Today on the “What Halloween Means To Me” countdown, we’re gonna hear from Amanda Jubb. Amanda is a Cellmate who grew up just outside of Savannah, Ga and now resides in merry old England. I actually met her when I was dating her sister. Once her sister became just somebody that I used to know (that reference is for you Daniel), Amanda and I remained friends. To tell you the truth, she helped talk me through some really tough times, so she'll always have a special place as far as I'm concerned. Anyway, her response is kinda personal to me, because her and I share the common background of being raised in a very religious family. True, mine wasn’t quite as extreme as hers, but I absolutely get what she’s talking about. What better day than a Sunday to explore how an ultra-religious upbringing colors ones perception of Halloween? Take it away Amanda…
“I suppose I should preface this by saying that I was raised in a fairly strict, very Christian, Pentecostal family. On Christmas, we had a cake and sang Happy Birthday to the Baby Jesus. Easter had nothing to do with bunnies of any sort (and was called Resurrection Sunday in our house), and New Year’s Eve never involved any champagne or spirits; but rather overnight prayer meetings and getting drunk on the Holy Spirit. In light of all that, it seems somewhat odd that we celebrated Halloween at all—and indeed, we were absolutely forbidden from dressing up as demons, devils, witches, warlocks, rock stars, or anything else remotely “Satanic”—but dress up, have parties, and go trick-or-treating, we did.
To some extent, no child raised in America can avoid Halloween anyway. For decades now, October has been a month-long fest of horror movies, Halloween specials in TV shows and cartoons, and scarily surreal commercials. As a child fascinated with vampires since I first saw the Count on Sesame Street, I always began looking forward to the month of ghoulish glee sometime between 4th of July and the first day of school. And it seemed that there were new pleasures with every passing season: the summer I got a black cat, the year I learned that in the sequel to Gone with the Wind, Scarlett O’Hara has a daughter on All Hallows Eve, the one October where I had strep throat and missed over a week of school, yet recovered sufficiently that my mother let me wear my (sadly not a vampire) costume and knock on the doors on our street (in spite of my temperature, which was 102 F). As far as I was concerned, Halloween had the kind of magic that I suspect Christmas might have… say, to children who grew up believing in Santa Claus.
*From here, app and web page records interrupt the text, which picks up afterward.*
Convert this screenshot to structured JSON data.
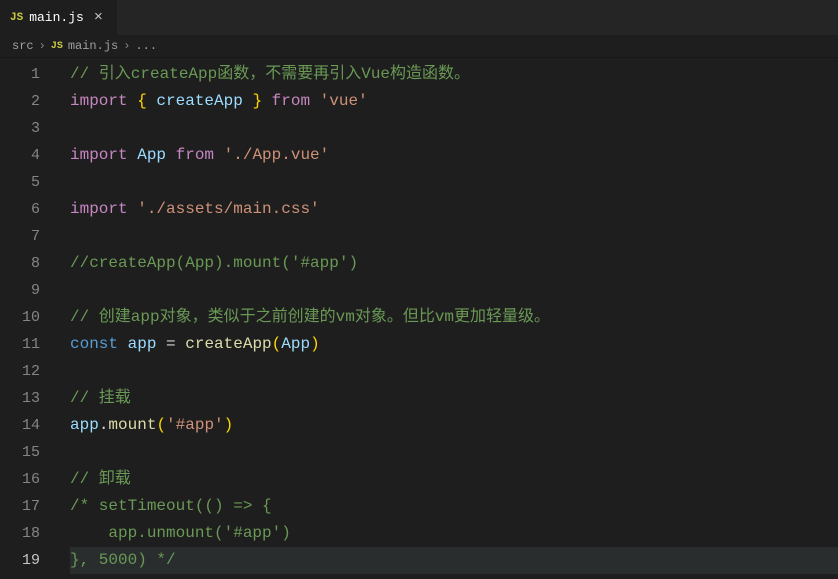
{
  "tab": {
    "icon_label": "JS",
    "filename": "main.js"
  },
  "breadcrumbs": {
    "part1": "src",
    "sep": "›",
    "icon": "JS",
    "part2": "main.js",
    "ellipsis": "..."
  },
  "lines": {
    "l1": "1",
    "l2": "2",
    "l3": "3",
    "l4": "4",
    "l5": "5",
    "l6": "6",
    "l7": "7",
    "l8": "8",
    "l9": "9",
    "l10": "10",
    "l11": "11",
    "l12": "12",
    "l13": "13",
    "l14": "14",
    "l15": "15",
    "l16": "16",
    "l17": "17",
    "l18": "18",
    "l19": "19"
  },
  "code": {
    "l1_comment": "// 引入createApp函数，不需要再引入Vue构造函数。",
    "l2_import": "import",
    "l2_brace_o": " { ",
    "l2_ident": "createApp",
    "l2_brace_c": " } ",
    "l2_from": "from",
    "l2_str": " 'vue'",
    "l4_import": "import",
    "l4_app": " App ",
    "l4_from": "from",
    "l4_str": " './App.vue'",
    "l6_import": "import",
    "l6_str": " './assets/main.css'",
    "l8_comment": "//createApp(App).mount('#app')",
    "l10_comment": "// 创建app对象，类似于之前创建的vm对象。但比vm更加轻量级。",
    "l11_const": "const",
    "l11_app": " app ",
    "l11_eq": "= ",
    "l11_fn": "createApp",
    "l11_po": "(",
    "l11_arg": "App",
    "l11_pc": ")",
    "l13_comment": "// 挂载",
    "l14_obj": "app",
    "l14_dot": ".",
    "l14_fn": "mount",
    "l14_po": "(",
    "l14_str": "'#app'",
    "l14_pc": ")",
    "l16_comment": "// 卸载",
    "l17_comment": "/* setTimeout(() => {",
    "l18_comment": "    app.unmount('#app')",
    "l19_comment": "}, 5000) */"
  }
}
But looking back, I imagine most of it was timing. My sister and I both had birthdays in the first week of November, and Halloween was the closest holiday: sort of like a national celebration of our turning a year older. That was also roughly the time that The Coastal Empire State Fair came through Savannah, and since our dad took us to that every year from about the time he and Mom split up, we almost always wound up at the Fair on one of our birthdays or Halloween itself. Under the circumstances, it would have been impossible not to feel festive.
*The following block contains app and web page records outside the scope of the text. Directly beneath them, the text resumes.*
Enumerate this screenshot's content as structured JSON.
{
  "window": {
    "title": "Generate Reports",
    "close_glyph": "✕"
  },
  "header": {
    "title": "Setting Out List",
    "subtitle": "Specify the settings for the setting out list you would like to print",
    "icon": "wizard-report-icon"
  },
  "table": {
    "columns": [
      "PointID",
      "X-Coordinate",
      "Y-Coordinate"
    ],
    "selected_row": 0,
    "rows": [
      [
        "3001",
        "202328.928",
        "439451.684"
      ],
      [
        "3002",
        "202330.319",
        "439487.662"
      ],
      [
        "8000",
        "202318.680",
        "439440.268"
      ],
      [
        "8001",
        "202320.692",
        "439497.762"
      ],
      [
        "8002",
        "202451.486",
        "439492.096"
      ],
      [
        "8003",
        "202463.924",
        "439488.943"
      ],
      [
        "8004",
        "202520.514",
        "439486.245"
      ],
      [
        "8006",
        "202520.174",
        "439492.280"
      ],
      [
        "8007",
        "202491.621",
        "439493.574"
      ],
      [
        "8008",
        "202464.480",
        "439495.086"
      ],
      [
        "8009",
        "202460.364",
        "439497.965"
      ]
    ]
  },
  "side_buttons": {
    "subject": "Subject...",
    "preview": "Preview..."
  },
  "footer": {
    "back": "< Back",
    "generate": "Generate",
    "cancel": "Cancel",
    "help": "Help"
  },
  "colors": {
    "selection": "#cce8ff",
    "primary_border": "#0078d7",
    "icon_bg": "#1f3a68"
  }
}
Then, of course, there was the general business of Halloween. I can’t imagine the child who doesn’t like to dress up, go out after dark, and get bagfuls of delicious treats. Equally exciting, at least for me, was the ritual candy-swapping once we were back home. Finding other candies too sickly sweet, I myself was a chocolate-and-peanut-butter connoisseur. My little sister, always happy to trade the bulk of her Milky Ways and 3 Musketeers and Reese’s Pieces, etc, for some more jelly beans and candy corns and Skittles, found these negotiations as satisfying (and tasty) as I did. Haunted Houses, of which there were usually several in our neighborhood, I found thrilling and delightfully taboo, as they were generally crammed full of all those signs of evil against which we’d been warned so diligently. Finally, as my mother was never the sort of grown-up to have a Halloween party herself, our house became a yearly haven for at least half a dozen of our friends (whose own parents DID believe in dressing up—or way, way down—and enjoying a variety of adult treats). Halloween, plus 2 or 3 days either side of it, was simply the most decadent, hedonistic, FUN day of the year, when I was growing up.
And so, to me, Halloween will always be what it always was: the one holiday in the year that was just that. A holiday. Not a “holy” day with some deep spiritual meaning to bludgeon naughty children with, not a religious event to make me feel ashamed of my frivolous, childish desires, not a day for looking out my window at the rest of the world eating, drinking and being merry, while my family headed to church to pray and give thanks and prostrate themselves on the altar of the Lord; but rather, a day of fun and frolics, where mischief-making was allowed and even encouraged, and every aspect of life that was denied a child like me was, if not flagrantly on display, at least alluded to. Ah, Halloween: the religious child’s gateway to the (under)world.”
10 more days 'til Halloween, Halloween, Halloween. 10 more days 'til Halloween, Silver Shamrock.